St. Anthony School, Zuni (K-8), of the Roman Catholic Diocese of Gallup, is in Zuni Pueblo. The school began operations on September 3, 1923. The Sisters of Saint Francis of Perpetual Adoration operated the school. Its initial enrollment was 43.[11]

The Zuni Public Library is located at 27 East Chavez Circle. In 1974, Dr. Lotsee Patterson and Ben Wakashige started a project to help tribal areas establish libraries. The Zuni library opened in 1975.[12]

See alsoEdit

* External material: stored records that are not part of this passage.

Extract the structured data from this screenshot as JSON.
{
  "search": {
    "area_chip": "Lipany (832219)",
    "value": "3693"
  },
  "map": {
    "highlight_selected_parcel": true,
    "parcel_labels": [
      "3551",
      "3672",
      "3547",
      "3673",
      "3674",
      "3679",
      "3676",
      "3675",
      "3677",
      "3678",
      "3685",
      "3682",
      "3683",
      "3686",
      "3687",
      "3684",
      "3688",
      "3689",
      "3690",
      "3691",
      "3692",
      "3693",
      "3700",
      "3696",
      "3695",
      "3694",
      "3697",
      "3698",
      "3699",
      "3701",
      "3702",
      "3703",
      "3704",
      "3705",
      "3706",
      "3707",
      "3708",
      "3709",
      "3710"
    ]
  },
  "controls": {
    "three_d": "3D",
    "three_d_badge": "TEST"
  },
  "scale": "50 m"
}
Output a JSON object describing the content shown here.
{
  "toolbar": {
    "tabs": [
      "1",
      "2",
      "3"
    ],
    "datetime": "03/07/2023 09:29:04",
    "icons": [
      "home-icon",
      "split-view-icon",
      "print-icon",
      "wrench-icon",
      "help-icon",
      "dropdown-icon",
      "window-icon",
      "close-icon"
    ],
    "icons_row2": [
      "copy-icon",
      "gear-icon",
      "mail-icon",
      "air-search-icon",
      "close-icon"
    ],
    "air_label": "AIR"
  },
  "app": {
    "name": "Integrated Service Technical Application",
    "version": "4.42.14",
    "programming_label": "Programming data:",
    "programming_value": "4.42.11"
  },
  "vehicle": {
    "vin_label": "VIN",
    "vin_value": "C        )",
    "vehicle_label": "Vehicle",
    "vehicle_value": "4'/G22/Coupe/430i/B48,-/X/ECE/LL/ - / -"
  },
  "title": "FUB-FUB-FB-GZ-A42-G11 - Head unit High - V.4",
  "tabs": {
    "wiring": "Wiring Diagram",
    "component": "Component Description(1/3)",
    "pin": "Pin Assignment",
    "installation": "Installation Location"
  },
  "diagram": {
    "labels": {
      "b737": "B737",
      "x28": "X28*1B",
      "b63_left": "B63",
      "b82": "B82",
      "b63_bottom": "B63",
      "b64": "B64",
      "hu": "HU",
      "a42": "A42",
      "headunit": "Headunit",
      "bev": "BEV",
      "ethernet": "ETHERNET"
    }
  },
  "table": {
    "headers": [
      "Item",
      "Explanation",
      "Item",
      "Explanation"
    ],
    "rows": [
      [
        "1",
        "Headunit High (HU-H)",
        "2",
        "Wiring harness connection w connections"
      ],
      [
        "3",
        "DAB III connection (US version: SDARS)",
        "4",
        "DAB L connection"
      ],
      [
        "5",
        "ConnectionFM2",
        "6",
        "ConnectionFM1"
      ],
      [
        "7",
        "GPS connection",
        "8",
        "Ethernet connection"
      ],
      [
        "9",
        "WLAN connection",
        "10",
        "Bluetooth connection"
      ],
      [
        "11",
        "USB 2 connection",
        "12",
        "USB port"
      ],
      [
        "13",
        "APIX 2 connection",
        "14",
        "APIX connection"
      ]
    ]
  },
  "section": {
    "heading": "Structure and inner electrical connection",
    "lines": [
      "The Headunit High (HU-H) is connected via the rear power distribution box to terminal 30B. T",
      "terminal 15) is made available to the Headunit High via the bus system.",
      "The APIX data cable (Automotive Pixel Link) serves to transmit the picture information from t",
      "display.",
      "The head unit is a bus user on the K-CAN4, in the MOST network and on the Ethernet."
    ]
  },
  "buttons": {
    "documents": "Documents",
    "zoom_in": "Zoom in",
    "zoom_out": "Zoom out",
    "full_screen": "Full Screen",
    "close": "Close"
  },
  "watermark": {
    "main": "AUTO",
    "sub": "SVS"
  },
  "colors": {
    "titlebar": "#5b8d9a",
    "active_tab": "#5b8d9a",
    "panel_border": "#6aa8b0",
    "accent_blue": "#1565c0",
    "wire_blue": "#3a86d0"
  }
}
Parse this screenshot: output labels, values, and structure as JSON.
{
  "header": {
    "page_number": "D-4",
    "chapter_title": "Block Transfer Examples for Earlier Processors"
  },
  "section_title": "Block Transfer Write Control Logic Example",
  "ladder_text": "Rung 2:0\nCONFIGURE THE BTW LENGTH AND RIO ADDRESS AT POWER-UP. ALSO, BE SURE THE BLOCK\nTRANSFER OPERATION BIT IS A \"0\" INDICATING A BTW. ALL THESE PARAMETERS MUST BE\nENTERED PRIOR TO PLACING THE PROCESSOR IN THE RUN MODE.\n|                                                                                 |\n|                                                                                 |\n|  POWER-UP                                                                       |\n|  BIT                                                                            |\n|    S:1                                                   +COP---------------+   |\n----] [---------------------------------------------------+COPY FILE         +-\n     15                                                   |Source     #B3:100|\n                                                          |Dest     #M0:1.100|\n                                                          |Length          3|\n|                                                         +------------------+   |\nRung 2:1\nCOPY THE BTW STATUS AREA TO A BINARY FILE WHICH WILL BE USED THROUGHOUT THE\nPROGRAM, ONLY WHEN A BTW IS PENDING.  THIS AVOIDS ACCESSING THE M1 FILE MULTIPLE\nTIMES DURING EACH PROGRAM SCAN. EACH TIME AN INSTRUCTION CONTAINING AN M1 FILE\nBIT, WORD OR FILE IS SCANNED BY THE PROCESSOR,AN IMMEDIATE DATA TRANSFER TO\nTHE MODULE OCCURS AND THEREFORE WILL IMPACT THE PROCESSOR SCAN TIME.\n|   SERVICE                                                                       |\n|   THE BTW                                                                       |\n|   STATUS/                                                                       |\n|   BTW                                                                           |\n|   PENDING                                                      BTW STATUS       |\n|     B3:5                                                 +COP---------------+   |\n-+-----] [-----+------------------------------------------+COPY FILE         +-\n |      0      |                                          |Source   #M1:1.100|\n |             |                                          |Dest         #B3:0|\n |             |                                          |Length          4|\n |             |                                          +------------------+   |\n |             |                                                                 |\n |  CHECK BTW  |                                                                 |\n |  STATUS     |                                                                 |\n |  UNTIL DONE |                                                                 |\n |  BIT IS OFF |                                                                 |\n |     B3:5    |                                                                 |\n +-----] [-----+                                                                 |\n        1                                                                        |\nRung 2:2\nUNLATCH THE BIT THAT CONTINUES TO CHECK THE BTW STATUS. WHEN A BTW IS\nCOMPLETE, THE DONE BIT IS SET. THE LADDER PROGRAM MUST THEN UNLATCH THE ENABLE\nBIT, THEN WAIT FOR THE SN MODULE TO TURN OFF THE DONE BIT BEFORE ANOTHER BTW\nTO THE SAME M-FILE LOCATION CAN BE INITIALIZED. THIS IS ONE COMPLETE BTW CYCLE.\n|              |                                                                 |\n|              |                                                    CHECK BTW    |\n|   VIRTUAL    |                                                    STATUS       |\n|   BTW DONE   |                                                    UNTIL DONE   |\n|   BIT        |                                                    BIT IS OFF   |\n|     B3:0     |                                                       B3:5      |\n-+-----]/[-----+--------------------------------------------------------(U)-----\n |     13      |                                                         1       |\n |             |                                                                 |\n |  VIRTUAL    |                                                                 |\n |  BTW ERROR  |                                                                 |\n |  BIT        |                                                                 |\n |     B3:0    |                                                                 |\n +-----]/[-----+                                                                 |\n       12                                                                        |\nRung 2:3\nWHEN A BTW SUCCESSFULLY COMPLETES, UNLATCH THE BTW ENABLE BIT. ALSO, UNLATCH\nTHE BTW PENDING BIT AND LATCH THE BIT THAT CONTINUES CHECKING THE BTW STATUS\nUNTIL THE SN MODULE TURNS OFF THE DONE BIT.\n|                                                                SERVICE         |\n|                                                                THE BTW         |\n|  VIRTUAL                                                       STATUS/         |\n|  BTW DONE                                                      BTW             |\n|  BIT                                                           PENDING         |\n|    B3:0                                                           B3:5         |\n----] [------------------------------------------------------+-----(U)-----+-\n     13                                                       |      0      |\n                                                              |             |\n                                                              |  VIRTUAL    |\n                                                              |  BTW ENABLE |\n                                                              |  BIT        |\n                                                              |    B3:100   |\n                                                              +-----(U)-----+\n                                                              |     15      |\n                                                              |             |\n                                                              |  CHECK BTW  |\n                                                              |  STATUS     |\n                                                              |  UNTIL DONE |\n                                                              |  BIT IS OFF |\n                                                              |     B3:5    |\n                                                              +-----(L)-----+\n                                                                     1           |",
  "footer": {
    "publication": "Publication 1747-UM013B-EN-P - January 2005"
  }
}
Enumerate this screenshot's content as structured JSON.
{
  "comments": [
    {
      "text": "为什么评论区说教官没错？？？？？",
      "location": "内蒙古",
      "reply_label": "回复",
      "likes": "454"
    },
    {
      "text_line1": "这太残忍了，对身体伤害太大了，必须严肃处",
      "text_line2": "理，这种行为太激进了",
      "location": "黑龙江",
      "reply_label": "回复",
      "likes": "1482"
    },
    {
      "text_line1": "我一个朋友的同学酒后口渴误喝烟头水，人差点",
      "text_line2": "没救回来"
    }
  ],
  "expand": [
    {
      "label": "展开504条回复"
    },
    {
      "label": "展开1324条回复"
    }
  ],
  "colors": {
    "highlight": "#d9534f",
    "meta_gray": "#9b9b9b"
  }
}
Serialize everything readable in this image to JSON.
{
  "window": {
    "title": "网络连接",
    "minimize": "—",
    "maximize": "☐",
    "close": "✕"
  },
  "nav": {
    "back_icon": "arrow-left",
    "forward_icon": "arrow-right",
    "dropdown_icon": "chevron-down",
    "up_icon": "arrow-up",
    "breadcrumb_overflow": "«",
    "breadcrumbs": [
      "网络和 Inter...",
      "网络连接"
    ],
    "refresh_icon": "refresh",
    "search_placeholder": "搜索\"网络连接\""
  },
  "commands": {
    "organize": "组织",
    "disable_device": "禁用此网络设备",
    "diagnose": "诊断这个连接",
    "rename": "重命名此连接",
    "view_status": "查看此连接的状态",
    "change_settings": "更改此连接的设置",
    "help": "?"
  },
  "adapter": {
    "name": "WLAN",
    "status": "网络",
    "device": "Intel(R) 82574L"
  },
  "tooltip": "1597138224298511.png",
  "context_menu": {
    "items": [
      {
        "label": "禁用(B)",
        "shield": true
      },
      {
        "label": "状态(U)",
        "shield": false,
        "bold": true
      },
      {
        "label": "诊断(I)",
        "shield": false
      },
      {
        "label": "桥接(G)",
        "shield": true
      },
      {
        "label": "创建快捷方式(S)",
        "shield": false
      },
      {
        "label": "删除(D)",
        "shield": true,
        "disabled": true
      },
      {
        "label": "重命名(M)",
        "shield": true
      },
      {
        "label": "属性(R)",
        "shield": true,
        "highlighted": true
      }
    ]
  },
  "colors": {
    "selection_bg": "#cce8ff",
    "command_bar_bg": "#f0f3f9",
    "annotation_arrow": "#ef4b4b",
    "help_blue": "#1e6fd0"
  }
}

  1. ^ "ArcGIS REST Services Directory". United States Census Bureau. Retrieved October 12, 2022.
  2. ^ a b "Census Population API". United States Census Bureau. Retrieved Oct 12, 2022.
  3. ^ "Experience Zuni". www.zunitourism.com. Retrieved 2017-11-08.
  4. ^ "Population estimates, July 1, 2015, (V2015)". www.census.gov. Retrieved 2016-05-05.
  5. ^ Ferguson's, T.J. (1985). A Zuni Atlas. Norman, OK: University of Oklahoma Press.
  6. ^ Trail of the Ancients. New Mexico Tourism Department. Retrieved August 14, 2014.
  7. ^ "US Gazetteer files: 2010, 2000, and 1990". United States Census Bureau. 2011-02-12. Retrieved 2011-04-23.
  8. ^ "Census of Population and Housing". Census.gov. Retrieved June 4, 2016.
  9. ^ "U.S. Census website". United States Census Bureau. Retrieved 2008-01-31.
  10. ^ Ragland, Ruth Ann (1980-06-30). "Zuni school officials to celebrate creation of state's newest district". The Santa Fe New Mexican. Santa Fe, New Mexico. Associated Press. p. B-2. - Clipping from Newspapers.com.
  11. ^ "About Us". St. Anthony School, Zuni. Retrieved 2022-01-13.
  12. ^ "Zuni Public Library." Pueblo of Zuni. Retrieved on April 22, 2009.

External linksEdit